§ Your goal:
The number of lines below containing the word "services" is all that should be returned.
=== Begin Enclosure ===
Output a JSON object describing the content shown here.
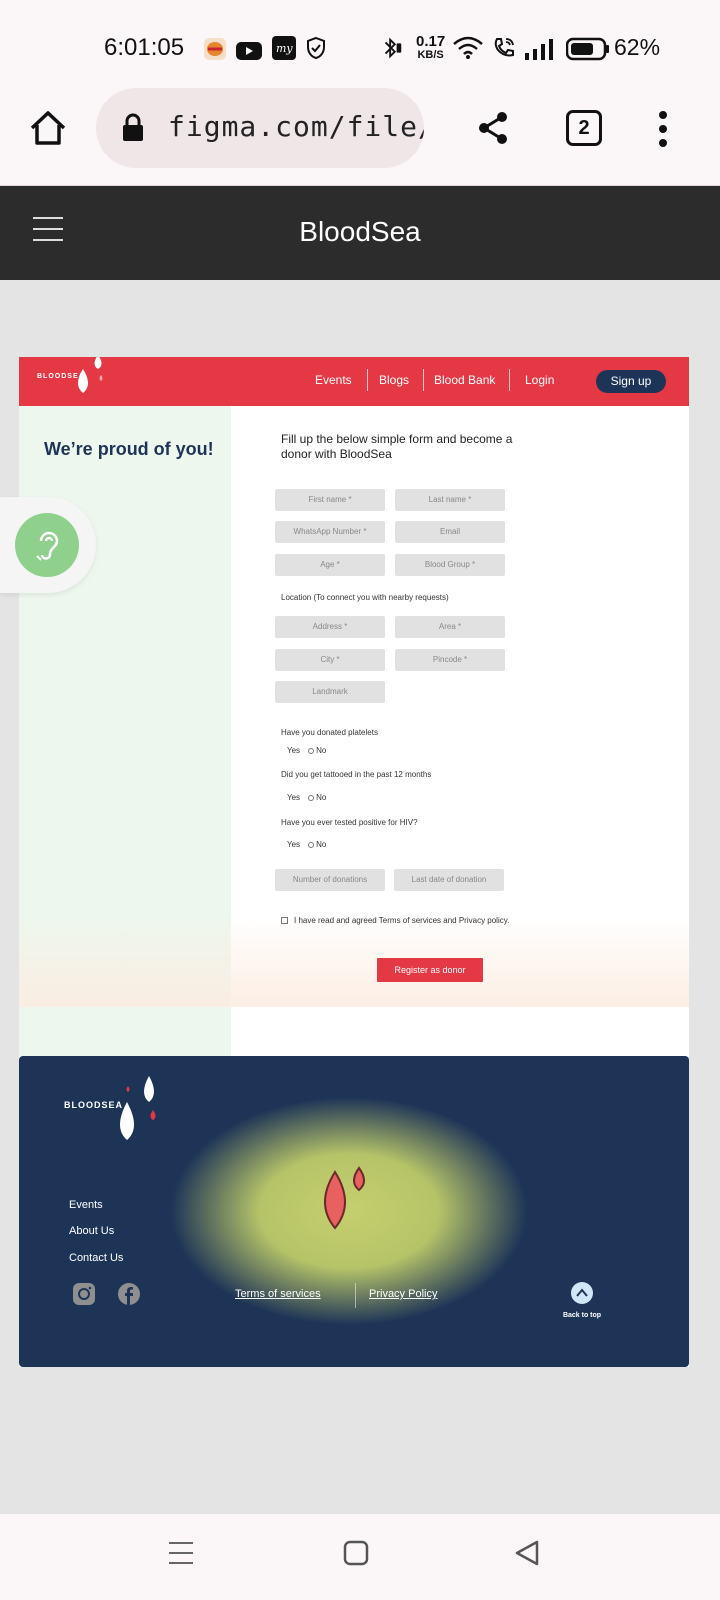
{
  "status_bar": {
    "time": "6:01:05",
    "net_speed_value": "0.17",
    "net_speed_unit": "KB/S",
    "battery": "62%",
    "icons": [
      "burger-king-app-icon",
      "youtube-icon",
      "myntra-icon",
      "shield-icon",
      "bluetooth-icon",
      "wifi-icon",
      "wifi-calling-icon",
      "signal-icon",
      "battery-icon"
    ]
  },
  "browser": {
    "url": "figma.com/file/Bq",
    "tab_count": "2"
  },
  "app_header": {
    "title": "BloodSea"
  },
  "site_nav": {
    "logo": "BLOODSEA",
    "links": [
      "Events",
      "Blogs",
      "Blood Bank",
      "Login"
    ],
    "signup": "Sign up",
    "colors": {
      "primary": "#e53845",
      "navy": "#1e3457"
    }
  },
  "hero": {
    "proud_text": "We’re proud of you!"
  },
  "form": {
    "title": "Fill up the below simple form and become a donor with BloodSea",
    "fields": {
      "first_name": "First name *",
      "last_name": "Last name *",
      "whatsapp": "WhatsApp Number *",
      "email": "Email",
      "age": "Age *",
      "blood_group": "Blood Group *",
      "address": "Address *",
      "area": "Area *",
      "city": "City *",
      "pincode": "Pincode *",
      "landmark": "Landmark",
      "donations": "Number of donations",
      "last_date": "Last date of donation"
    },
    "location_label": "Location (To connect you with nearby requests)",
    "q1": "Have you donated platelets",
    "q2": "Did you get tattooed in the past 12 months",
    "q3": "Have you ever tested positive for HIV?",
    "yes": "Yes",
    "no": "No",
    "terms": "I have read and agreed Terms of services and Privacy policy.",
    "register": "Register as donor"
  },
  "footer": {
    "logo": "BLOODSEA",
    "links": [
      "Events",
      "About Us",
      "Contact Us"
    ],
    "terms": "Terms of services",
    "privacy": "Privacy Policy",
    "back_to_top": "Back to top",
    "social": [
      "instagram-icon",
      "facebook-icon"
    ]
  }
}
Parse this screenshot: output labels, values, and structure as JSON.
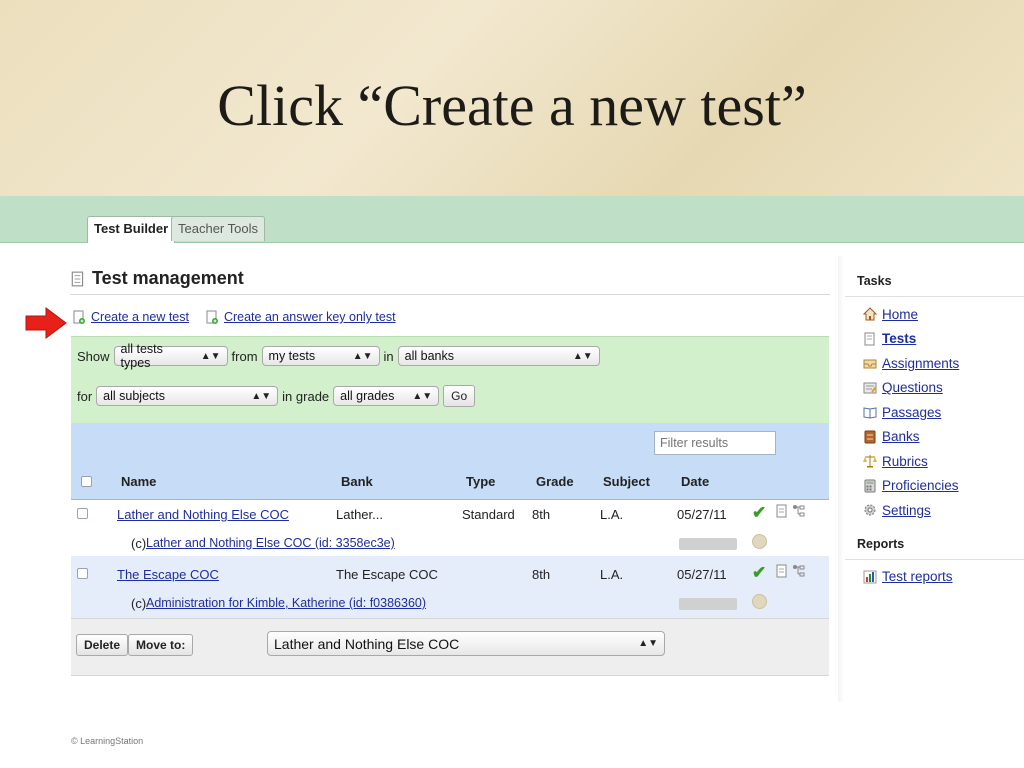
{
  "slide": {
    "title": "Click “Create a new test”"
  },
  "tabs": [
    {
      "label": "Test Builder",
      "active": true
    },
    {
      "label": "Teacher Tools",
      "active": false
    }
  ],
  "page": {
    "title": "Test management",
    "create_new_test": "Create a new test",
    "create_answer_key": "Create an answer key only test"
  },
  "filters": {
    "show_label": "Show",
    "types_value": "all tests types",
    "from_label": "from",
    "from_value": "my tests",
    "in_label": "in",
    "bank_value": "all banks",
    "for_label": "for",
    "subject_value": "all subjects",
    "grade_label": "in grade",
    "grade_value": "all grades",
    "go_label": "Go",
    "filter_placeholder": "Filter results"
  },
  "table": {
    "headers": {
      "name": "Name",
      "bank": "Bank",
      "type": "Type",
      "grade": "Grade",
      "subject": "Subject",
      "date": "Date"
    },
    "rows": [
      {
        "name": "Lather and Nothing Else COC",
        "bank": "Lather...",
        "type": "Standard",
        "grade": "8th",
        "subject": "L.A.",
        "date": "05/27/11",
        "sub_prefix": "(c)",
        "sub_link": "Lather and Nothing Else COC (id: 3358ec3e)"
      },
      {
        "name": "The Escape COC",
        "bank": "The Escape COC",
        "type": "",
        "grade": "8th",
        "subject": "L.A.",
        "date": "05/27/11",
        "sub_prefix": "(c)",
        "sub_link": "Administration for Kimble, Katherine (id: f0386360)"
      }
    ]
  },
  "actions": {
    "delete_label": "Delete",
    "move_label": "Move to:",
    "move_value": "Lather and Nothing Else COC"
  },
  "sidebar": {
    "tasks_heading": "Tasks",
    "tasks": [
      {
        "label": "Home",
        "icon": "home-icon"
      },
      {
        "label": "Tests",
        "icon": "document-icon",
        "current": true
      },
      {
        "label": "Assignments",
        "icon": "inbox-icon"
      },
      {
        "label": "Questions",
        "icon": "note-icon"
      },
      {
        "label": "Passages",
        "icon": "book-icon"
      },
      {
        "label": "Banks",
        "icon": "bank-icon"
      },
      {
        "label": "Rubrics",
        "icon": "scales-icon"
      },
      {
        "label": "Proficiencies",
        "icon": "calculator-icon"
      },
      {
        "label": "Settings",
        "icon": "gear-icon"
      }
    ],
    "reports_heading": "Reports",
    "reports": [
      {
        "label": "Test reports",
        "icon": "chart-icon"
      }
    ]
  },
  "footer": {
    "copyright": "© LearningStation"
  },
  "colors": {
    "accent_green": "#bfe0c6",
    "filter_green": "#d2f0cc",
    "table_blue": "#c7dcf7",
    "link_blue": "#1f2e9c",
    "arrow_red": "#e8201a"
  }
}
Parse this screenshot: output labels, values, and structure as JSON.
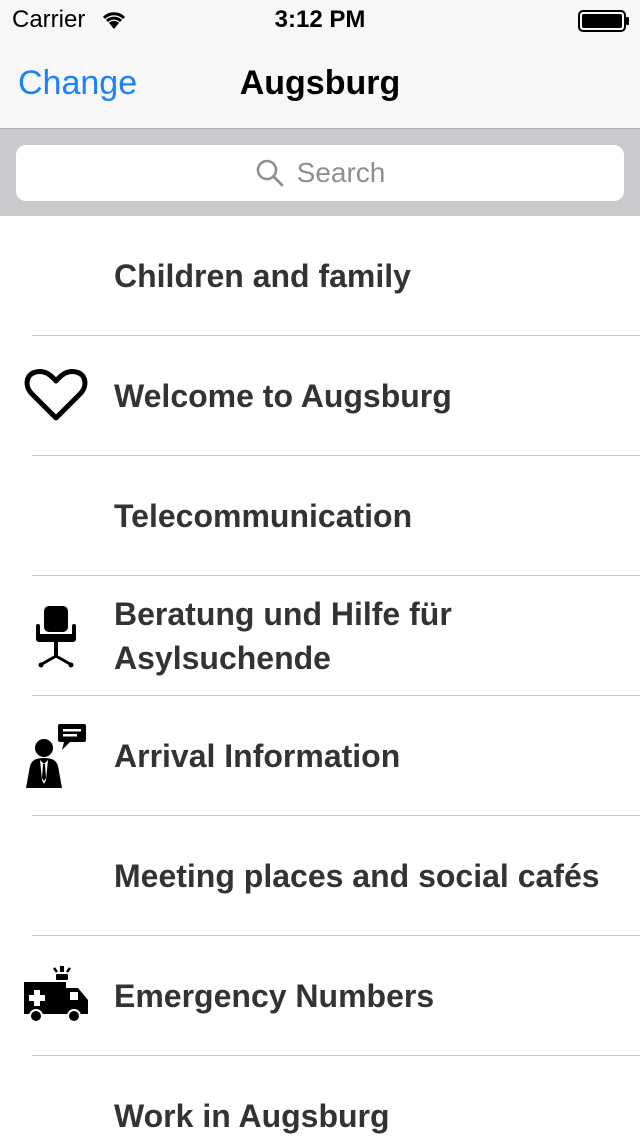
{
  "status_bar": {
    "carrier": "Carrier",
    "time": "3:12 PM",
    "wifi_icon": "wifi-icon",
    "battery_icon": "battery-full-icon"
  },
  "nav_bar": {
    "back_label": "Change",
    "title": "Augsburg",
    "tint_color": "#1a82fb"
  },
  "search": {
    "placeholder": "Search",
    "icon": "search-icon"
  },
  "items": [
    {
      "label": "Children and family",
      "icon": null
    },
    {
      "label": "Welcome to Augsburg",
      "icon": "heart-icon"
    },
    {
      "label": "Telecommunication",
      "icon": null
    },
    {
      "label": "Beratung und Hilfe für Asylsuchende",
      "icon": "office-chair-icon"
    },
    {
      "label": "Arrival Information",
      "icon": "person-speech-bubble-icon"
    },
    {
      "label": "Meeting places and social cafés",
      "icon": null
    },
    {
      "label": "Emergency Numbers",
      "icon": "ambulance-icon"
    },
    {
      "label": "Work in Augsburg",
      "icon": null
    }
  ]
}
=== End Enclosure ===
§ Result of this task:
2